Entries from a dataset of interfaces:
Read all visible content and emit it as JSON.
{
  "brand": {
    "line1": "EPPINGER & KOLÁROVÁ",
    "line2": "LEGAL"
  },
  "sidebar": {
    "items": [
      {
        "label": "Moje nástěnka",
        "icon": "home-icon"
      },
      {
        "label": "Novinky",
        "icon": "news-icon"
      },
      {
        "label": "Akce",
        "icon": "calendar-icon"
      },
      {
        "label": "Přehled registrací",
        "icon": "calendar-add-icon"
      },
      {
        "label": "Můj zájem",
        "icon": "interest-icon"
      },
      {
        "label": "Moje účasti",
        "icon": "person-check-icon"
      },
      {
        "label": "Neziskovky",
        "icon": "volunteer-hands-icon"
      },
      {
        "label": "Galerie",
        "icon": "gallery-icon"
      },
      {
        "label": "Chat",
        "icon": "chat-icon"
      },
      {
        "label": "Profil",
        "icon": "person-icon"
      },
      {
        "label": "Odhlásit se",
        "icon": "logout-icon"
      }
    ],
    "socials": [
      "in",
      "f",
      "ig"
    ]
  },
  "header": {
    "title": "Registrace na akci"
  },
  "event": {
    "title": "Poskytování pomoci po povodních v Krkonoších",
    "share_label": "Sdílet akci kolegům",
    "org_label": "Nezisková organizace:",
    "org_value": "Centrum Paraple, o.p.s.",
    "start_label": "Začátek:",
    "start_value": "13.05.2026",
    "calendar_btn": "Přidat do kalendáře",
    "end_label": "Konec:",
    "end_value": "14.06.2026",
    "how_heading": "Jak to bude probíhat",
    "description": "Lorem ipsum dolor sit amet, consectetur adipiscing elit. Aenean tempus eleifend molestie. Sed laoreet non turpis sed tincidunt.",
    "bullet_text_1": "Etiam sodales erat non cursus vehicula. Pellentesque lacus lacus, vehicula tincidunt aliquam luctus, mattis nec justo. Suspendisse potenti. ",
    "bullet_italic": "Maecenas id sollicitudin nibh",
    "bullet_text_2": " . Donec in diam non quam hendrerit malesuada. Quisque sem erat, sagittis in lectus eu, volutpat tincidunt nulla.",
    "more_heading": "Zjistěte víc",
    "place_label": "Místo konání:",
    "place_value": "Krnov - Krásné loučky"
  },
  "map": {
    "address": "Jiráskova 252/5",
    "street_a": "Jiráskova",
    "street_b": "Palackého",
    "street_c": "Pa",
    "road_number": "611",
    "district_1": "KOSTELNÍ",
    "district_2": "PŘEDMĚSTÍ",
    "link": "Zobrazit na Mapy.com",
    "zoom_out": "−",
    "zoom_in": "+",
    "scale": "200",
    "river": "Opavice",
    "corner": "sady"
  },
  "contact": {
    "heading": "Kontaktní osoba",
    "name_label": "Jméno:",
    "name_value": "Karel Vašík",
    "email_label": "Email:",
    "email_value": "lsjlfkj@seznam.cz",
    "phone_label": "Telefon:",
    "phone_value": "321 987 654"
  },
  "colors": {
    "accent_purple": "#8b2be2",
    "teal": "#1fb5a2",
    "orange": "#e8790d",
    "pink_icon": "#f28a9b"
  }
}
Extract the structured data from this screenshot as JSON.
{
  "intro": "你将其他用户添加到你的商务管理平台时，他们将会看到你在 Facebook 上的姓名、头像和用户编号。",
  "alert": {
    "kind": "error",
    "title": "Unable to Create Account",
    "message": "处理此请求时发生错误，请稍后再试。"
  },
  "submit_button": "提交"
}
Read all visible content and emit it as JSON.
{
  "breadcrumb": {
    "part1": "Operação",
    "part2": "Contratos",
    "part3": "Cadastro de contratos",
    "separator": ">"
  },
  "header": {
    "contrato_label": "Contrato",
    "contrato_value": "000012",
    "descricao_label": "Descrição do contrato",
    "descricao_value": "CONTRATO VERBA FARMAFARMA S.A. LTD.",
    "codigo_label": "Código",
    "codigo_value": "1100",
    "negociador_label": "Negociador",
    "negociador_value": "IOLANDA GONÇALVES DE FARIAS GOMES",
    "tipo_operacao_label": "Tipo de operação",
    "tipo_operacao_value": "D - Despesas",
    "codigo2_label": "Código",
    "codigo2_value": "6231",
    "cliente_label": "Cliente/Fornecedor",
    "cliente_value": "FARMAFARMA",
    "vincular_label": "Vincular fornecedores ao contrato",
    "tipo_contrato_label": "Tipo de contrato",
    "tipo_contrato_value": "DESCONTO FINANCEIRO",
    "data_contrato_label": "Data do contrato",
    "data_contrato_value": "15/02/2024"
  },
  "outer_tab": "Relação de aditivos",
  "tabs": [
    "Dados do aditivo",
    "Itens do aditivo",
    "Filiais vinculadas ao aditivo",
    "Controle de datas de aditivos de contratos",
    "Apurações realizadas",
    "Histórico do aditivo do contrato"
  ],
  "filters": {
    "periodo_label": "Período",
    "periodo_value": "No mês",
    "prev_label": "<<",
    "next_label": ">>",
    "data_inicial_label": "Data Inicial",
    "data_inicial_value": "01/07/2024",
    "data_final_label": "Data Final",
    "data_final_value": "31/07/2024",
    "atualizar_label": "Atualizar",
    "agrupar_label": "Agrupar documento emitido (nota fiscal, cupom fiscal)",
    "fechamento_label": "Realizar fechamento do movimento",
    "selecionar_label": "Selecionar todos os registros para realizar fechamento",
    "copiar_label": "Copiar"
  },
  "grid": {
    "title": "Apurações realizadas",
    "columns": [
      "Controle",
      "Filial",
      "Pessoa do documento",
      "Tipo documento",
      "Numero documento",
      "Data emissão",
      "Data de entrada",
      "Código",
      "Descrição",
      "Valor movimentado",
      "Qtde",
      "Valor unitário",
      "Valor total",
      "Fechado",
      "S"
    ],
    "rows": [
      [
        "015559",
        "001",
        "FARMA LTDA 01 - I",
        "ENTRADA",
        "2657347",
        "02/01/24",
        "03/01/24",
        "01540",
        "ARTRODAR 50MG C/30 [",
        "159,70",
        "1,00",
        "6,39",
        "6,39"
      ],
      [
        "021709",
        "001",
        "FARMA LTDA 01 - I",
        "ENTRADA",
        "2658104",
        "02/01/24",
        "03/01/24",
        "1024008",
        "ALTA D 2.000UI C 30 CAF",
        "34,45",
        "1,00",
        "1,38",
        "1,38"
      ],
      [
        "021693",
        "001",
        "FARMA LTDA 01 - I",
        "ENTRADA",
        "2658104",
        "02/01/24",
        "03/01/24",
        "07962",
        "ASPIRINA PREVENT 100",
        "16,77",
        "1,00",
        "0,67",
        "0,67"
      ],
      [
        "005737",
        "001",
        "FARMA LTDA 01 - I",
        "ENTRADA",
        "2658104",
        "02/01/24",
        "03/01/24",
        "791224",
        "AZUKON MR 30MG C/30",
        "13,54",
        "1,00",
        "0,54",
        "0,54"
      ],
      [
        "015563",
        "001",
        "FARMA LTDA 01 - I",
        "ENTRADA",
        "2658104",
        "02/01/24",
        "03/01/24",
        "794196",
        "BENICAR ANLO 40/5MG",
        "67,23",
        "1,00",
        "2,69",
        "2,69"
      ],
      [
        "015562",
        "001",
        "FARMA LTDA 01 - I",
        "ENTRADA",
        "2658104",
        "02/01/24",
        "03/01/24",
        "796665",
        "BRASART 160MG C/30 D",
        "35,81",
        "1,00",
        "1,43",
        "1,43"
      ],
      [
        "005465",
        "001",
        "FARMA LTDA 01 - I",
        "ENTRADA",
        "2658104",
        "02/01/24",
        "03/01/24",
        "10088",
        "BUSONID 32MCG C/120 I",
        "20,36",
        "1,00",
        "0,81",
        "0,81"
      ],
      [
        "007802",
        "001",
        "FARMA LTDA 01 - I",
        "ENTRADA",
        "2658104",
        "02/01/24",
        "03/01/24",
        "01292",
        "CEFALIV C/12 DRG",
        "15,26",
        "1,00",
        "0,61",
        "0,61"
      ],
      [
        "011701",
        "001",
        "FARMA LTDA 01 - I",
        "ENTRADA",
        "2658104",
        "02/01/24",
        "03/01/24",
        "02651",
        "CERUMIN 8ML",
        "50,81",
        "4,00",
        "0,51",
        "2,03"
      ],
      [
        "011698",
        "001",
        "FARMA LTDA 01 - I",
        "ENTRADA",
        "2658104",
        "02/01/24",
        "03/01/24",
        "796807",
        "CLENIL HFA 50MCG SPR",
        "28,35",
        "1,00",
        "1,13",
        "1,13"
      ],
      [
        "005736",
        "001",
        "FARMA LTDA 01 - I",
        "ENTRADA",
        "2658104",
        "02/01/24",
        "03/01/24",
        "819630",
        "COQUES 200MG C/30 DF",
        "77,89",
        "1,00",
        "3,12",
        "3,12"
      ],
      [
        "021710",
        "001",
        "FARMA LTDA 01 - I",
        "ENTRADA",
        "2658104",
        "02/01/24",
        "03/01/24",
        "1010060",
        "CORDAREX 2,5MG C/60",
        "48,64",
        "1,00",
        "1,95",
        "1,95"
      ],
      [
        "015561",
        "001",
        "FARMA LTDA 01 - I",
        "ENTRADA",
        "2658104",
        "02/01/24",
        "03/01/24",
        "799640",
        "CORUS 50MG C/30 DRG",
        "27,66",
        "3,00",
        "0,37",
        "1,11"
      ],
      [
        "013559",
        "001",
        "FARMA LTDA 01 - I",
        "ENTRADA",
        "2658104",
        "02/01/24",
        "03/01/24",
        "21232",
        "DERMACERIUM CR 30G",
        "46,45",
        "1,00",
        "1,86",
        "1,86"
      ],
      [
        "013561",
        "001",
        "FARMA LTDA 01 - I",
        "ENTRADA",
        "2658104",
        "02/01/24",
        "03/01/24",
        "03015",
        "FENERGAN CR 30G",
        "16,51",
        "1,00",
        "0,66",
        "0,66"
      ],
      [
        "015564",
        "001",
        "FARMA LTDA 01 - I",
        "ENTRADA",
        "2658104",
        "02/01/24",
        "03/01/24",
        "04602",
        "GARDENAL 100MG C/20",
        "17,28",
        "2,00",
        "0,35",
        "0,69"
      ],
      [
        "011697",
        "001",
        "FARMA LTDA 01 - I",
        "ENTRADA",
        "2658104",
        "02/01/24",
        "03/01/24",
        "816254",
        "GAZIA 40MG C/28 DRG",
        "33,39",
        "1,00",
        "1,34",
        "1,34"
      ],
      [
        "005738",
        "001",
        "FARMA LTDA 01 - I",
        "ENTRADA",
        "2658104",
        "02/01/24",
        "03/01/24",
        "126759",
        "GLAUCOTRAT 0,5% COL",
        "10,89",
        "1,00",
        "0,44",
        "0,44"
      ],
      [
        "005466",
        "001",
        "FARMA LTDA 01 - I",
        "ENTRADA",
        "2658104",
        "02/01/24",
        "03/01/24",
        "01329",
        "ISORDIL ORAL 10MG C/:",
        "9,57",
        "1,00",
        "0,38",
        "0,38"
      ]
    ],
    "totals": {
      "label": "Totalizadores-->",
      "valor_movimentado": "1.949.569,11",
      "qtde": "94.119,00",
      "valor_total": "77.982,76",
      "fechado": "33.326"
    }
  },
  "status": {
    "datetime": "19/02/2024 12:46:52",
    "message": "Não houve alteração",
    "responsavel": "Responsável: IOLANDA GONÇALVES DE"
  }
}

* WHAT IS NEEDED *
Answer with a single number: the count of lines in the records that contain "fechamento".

* PROBLEM SOLUTION *
2